The Imposter (2012) Review
The Imposter is one of the most recommended documentaries on the Internet, but are the layers of deception true to the genre?
Director: Bart Layton
The Imposter tells the unbelievably fascinating story of how French man Frédéric Bourdin impersonated a missing Texan boy, going as far as not only fooling Government officials but also the boy’s own family. If you haven’t watched it I highly recommend that you do so and do not read anymore about the events that unfold. Seriously, stop reading right now and go watch it. I personally thought it is one of the most unique documentaries I have ever seen, with any complaint I had at the film’s start being completely nullified by the end. But what exactly was up with that last third of The Imposter? What is the director really trying to say? And can you even call this a true documentary?
Spoilers for The Imposter (2012) below
Throughout The Imposter there are small hints of struggles within the family, which could lead you to think that they may have murdered Nicholas before Bourdin even suggests it. It makes you feel clever for realising this twist before it happens and helps to cement that this theory could be a very high possibility. Suddenly the whole pace and atmosphere changes. Bourdin goes from a trickster to someone being played themselves. The family from one that seemed happy to have their missing Son back to this defensive and confrontational interconnected web. It really brings an air of who can you really trust? Was Bourdin actually in danger of being hurt, or worse? But despite the fact that the documentary even states that they have never been charged due to there being no evidence, the Internet message boards are full of people saying that they did do it. That it is so blindingly obvious and that there is no other possible explanation. Even someone who apparently knows the family took to IMDB to defend them, stating that ‘the producers should be ashamed of themselves‘ for bringing these accusations to a wide audience. But that’s missing the whole point of The Imposter, because the twist is fake. The director isn’t hinting at the family killing Nicholas, not even for a second.
The Twist is Fake
The true aim of The Imposter is not to tell the story of the events that unfolded. It is not to suggest that the family should be investigated more thoroughly for murder. Instead, all along the film’s goal was to show how someone can be manipulated by a con artist into believing whatever they want you to believe. In the case of the family this was that he was indeed Nicholas. In the case of the audience it’s that they killed him. Every Frame A Painting has explored how this was achieved from a directorial standpoint in the video below.
In the video Tony (the creator fo Every Frame A Painting) explains how director Bart Layton chose to shoot all the subjects looking off frame and from either above or below, apart from Bourdin who looks directly at the viewer from eye-level. Reconstructions are usually from his point of view and he is the only interviewee with a blurred background and no title card. Throughout the film it is him in charge. This all helps to get you to believe him when he says that the family killed Nicholas. After all, why wouldn’t the family recognise their own Son? Why do they trust this imposter so much? But in-fact he has tricked the viewer into believing what he wants, just like he did to them. You as a viewer have been placed into the head of his Mother, his Sister, his Brother: the ones being fooled. It answers the very question so many people are asking as a critique of the film: why do they believe him? I think this is such an intelligent way to show how people can be deceived, without being in-your-face or up-front to the viewer. Instead you are allowed to think for yourselves as you are shown how this works as opposed to being simply told it.

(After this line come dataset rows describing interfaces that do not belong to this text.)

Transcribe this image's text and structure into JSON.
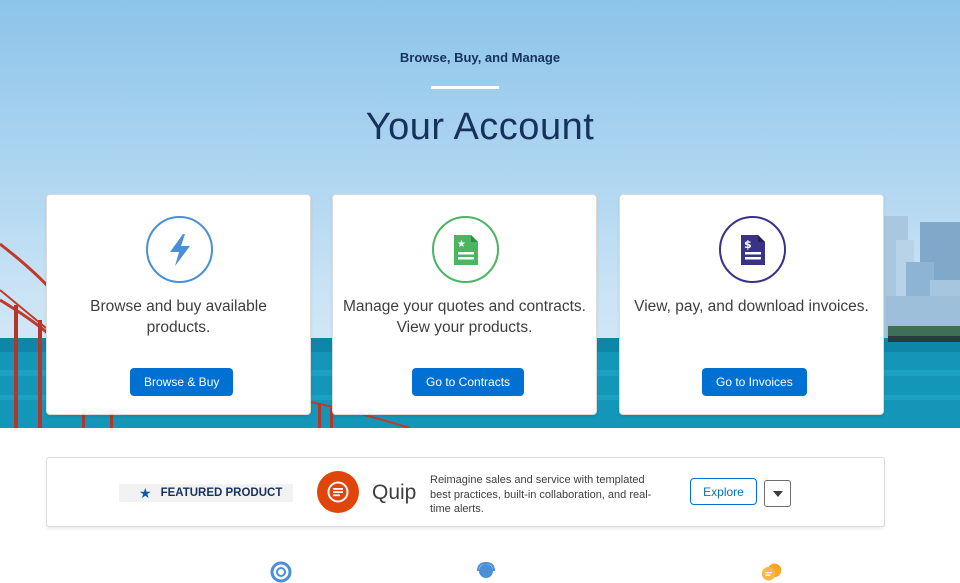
{
  "hero": {
    "eyebrow": "Browse, Buy, and Manage",
    "title": "Your Account"
  },
  "cards": [
    {
      "icon": "lightning-bolt-icon",
      "text": "Browse and buy available products.",
      "button": "Browse & Buy",
      "color": "#4a90d9"
    },
    {
      "icon": "contract-document-icon",
      "text": "Manage your quotes and contracts. View your products.",
      "button": "Go to Contracts",
      "color": "#4bb662"
    },
    {
      "icon": "invoice-document-icon",
      "text": "View, pay, and download invoices.",
      "button": "Go to Invoices",
      "color": "#3a3287"
    }
  ],
  "featured": {
    "badge": "FEATURED PRODUCT",
    "product_name": "Quip",
    "description": "Reimagine sales and service with templated best practices, built-in collaboration, and real-time alerts.",
    "explore_label": "Explore",
    "logo_color": "#e0450b"
  },
  "bottom_icons": [
    "lifebuoy-icon",
    "support-agent-icon",
    "chat-bubbles-icon"
  ],
  "colors": {
    "brand_blue": "#0070d2",
    "navy_text": "#16325c"
  }
}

Is The Imposter a Documentary?
As fantastic as this idea and execution is, I think that it then poses an important question about The Imposter: is it s a documentary? Being categorised as one certainly helps in fooling the audience, but when dealing with real-life events should the story told not be as accurate as possible? Isn’t the point to let an audience discover facts and information about the world? After all, in an article in The New Yorker and others like it available on the web there is information that perhaps should have been included in the documentary, and sometimes conflicts with it. Despite the aim of The Imposter to trick you, is it not a disservice to only tell half-truths? Yes this film wants to deceive you, but do you as a filmmaker not have principles of truth to follow in order to tell an unbiased story? After all, your work is being seen by so many people who are then receiving a very skewed version of events. Layton gives a rebuttal to this in the following quote.
“There’s this idea of documentary purity that is not terribly realistic. I think everyone who’s ever picked up a camera or sat in an edit suite will be aware that there are lots of subjective decisions being made. This idea that you can create a film that is purely objective, it’s just not a realistic ideology.
What I wanted to do was something I found more interesting and possibly more challenging, which was to present the audience with different and in some ways conflicting versions of the truth.” – Bart Layton, Director (Via Huffington Post)
This is an interesting argument. For this particular case considering the director’s aims I think that this is a passable explanation for why the film was presented in the way that it is. Playing with viewer expectations means that the reaction is almost part of the project itself, which is highly commendable. I just don’t believe that any other documentary should mimic these ideas. As the backlash to this film shows, general audiences are too easily manipulated for the genre to not at least attempt an impartial viewpoint. Viewers can hopefully then think for themselves in a clearer fashion about what they want to believe. And hopefully we get closer to the truth, which in The Imposter we just simply never see.
Want more film discussion? Follow me on Twitter: @EdenHJCrow